##### Supplied information #####

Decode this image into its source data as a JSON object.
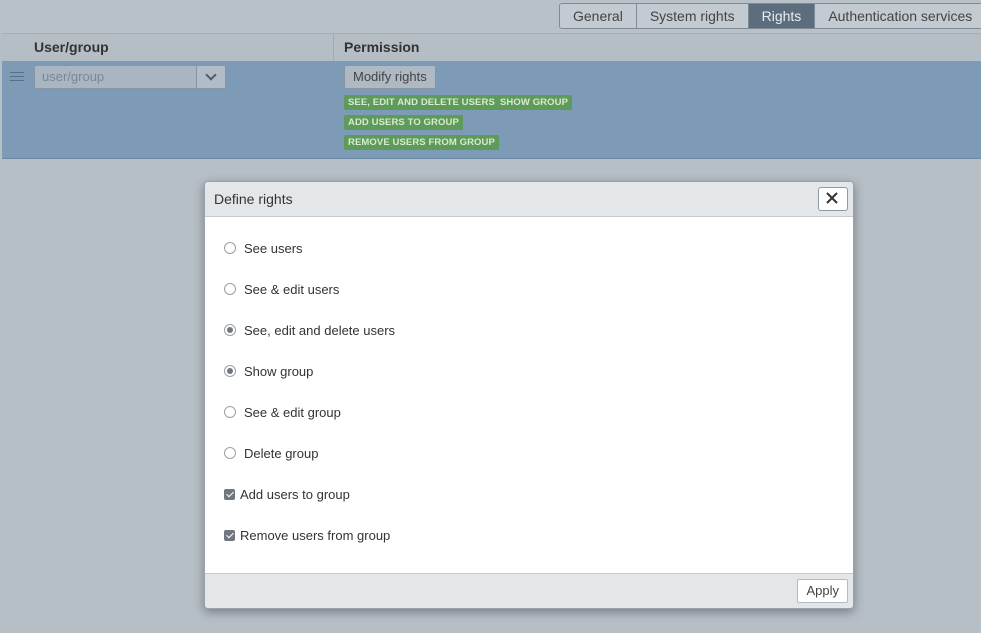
{
  "tabs": [
    {
      "label": "General",
      "active": false
    },
    {
      "label": "System rights",
      "active": false
    },
    {
      "label": "Rights",
      "active": true
    },
    {
      "label": "Authentication services",
      "active": false
    }
  ],
  "table": {
    "columns": [
      "User/group",
      "Permission"
    ],
    "row": {
      "user_group_placeholder": "user/group",
      "modify_button": "Modify rights",
      "badges": [
        "SEE, EDIT AND DELETE USERS",
        "SHOW GROUP",
        "ADD USERS TO GROUP",
        "REMOVE USERS FROM GROUP"
      ]
    }
  },
  "dialog": {
    "title": "Define rights",
    "options": [
      {
        "label": "See users",
        "type": "radio",
        "checked": false
      },
      {
        "label": "See & edit users",
        "type": "radio",
        "checked": false
      },
      {
        "label": "See, edit and delete users",
        "type": "radio",
        "checked": true
      },
      {
        "label": "Show group",
        "type": "radio",
        "checked": true
      },
      {
        "label": "See & edit group",
        "type": "radio",
        "checked": false
      },
      {
        "label": "Delete group",
        "type": "radio",
        "checked": false
      },
      {
        "label": "Add users to group",
        "type": "checkbox",
        "checked": true
      },
      {
        "label": "Remove users from group",
        "type": "checkbox",
        "checked": true
      }
    ],
    "apply_label": "Apply"
  },
  "colors": {
    "selected_row": "#7d9bb6",
    "badge_green": "#5e9a5a",
    "active_tab": "#5c6d7d"
  }
}
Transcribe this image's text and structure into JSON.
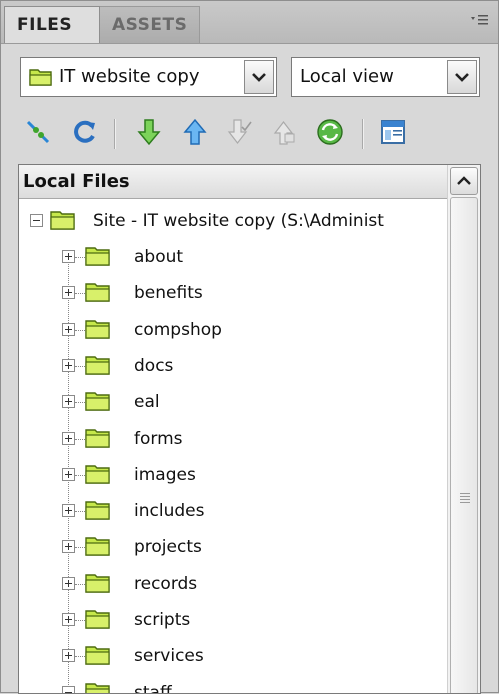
{
  "tabs": [
    {
      "label": "FILES",
      "active": true
    },
    {
      "label": "ASSETS",
      "active": false
    }
  ],
  "panel_menu_icon": "panel-menu-icon",
  "site_select": {
    "value": "IT website copy",
    "icon": "site-folder-icon"
  },
  "view_select": {
    "value": "Local view"
  },
  "toolbar": [
    {
      "name": "connect-icon"
    },
    {
      "name": "refresh-icon"
    },
    {
      "name": "get-files-icon"
    },
    {
      "name": "put-files-icon"
    },
    {
      "name": "check-out-icon"
    },
    {
      "name": "check-in-icon"
    },
    {
      "name": "synchronize-icon"
    },
    {
      "name": "expand-panel-icon"
    }
  ],
  "tree": {
    "header": "Local Files",
    "root": {
      "label": "Site - IT website copy (S:\\Administ",
      "expanded": true
    },
    "folders": [
      {
        "label": "about",
        "expanded": false
      },
      {
        "label": "benefits",
        "expanded": false
      },
      {
        "label": "compshop",
        "expanded": false
      },
      {
        "label": "docs",
        "expanded": false
      },
      {
        "label": "eal",
        "expanded": false
      },
      {
        "label": "forms",
        "expanded": false
      },
      {
        "label": "images",
        "expanded": false
      },
      {
        "label": "includes",
        "expanded": false
      },
      {
        "label": "projects",
        "expanded": false
      },
      {
        "label": "records",
        "expanded": false
      },
      {
        "label": "scripts",
        "expanded": false
      },
      {
        "label": "services",
        "expanded": false
      },
      {
        "label": "staff",
        "expanded": true
      }
    ]
  },
  "colors": {
    "folder_fill": "#c6e84a",
    "folder_edge": "#4d6b10",
    "arrow_green": "#3fa52c",
    "arrow_blue": "#2a86d6"
  }
}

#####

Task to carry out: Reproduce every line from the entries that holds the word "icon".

Answer section:
  "panel_menu_icon": "panel-menu-icon",
    "icon": "site-folder-icon"
      "name": "connect-icon"
      "name": "refresh-icon"
      "name": "get-files-icon"
      "name": "put-files-icon"
      "name": "check-out-icon"
      "name": "check-in-icon"
      "name": "synchronize-icon"
      "name": "expand-panel-icon"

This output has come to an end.